An elite secondary school intending to switch to the Government's direct subsidy scheme is considering dropping a plan to screen students with written tests, which have been described as uneducational by the education chief.
St Paul's College in Bonham Road, Mid-Levels, had been looking to introduce written exams for students applying for Form One places after it decided last month to switch to the scheme, starting from next September.
The school's tentative decision to screen prospective students through interviews instead came as Secretary for Education and Manpower Fanny Law Fan Chiu-fun urged elite schools switching to the scheme not to conduct written tests.
Since the start of the 2001/2002 school year, government and subsidised schools have been barred from conducting written entrance exams, a move aimed at avoiding the repetitive drilling of pupils.
Compared with government and other subsidised schools, schools operating under the direct subsidy scheme have greater autonomy. They can exercise full discretion in student intake, curriculum design and fee levels.
Mrs Law earlier told the South China Morning Post that written tests were 'uneducational'.
'A written exam only gives you one dimension of students' ability,' she said. 'To be a school with good quality, you need to provide a comprehensive education for students.'
When asked whether schools operating under the scheme were allowed to set written entrance exams, Mrs Law said: 'Any act which is uneducational will not be allowed. We would like to discuss with them alternative ways of helping them overcome what they perceive to be a problem of screening students.'
She was glad to know St Paul's was considering screening students by interviews.

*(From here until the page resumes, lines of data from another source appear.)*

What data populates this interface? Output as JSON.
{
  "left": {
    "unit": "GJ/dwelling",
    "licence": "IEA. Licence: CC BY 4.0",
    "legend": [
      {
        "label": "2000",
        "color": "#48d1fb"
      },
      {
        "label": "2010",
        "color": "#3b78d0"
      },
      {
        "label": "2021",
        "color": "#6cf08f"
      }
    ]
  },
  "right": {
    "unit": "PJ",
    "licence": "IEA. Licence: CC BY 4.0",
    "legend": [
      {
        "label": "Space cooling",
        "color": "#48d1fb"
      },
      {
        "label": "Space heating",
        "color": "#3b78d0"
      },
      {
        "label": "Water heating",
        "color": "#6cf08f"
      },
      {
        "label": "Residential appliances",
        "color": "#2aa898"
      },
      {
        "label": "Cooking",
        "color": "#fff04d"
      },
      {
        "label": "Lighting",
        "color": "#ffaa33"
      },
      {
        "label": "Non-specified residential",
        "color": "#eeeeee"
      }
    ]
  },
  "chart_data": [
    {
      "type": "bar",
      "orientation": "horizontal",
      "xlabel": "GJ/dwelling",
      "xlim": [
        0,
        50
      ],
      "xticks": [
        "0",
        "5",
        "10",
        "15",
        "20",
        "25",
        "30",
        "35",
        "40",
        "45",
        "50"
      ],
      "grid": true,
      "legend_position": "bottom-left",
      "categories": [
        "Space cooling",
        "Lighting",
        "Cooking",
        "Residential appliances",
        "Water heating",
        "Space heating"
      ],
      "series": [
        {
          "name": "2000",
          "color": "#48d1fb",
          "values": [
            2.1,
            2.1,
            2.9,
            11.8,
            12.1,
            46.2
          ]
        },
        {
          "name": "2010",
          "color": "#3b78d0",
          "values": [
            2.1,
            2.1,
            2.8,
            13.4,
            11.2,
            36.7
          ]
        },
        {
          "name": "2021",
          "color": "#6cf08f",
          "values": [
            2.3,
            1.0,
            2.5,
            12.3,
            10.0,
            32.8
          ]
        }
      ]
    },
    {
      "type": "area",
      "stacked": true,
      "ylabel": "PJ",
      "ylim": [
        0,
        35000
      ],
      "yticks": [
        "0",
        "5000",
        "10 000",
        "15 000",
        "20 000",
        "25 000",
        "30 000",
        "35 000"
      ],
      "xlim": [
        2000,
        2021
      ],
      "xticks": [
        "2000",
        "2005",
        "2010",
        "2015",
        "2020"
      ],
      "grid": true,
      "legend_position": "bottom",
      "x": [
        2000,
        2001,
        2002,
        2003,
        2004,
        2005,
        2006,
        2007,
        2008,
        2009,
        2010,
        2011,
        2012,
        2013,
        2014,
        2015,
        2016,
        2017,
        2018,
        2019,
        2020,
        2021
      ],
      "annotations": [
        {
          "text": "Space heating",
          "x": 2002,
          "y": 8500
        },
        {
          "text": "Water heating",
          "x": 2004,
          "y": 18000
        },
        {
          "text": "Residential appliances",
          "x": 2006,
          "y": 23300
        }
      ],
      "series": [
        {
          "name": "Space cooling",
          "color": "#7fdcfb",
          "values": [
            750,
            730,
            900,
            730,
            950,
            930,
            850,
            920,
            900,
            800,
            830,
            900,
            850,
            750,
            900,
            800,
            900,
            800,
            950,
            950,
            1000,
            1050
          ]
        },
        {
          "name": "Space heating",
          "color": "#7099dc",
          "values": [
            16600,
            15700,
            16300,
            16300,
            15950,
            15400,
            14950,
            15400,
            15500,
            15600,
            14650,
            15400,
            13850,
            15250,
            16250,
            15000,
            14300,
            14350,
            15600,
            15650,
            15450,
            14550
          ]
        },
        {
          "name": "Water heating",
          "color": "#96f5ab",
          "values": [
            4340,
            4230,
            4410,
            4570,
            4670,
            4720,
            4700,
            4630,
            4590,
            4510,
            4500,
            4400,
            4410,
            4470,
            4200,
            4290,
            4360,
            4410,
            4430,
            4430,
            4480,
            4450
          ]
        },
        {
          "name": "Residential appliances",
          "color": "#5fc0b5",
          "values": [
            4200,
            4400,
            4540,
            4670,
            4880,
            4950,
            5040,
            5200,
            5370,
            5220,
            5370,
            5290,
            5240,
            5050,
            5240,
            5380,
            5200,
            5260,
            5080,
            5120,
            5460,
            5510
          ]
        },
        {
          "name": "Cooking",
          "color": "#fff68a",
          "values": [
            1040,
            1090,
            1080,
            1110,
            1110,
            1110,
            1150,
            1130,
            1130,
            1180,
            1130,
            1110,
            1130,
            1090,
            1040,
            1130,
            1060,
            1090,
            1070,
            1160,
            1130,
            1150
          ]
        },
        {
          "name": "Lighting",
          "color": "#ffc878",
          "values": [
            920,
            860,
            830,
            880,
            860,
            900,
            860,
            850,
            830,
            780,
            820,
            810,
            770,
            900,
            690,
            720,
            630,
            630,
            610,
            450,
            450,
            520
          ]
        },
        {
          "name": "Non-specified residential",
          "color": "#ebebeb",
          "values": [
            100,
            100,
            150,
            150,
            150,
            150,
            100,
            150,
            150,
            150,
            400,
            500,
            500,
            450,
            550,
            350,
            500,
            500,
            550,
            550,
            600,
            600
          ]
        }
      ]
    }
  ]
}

St Paul's College principal Timothy Ha Wing-ho said the boys' school was likely to select students for the next school year by interviews but did not rule out the possibility of setting written tests if it received too many applications.
'Written tests are fairer and more accurate means of testing students and can cope with large number of applicants,' Mr Ha said.
He said the interviews would be conducted in English to test applicants' proficiency in the language. The deadline for applications will be early March.
The college, founded in 1851, is the oldest Anglo-Chinese secondary school in Hong Kong. Mr Ha said he had not yet been approached by education officials on the entrance exams.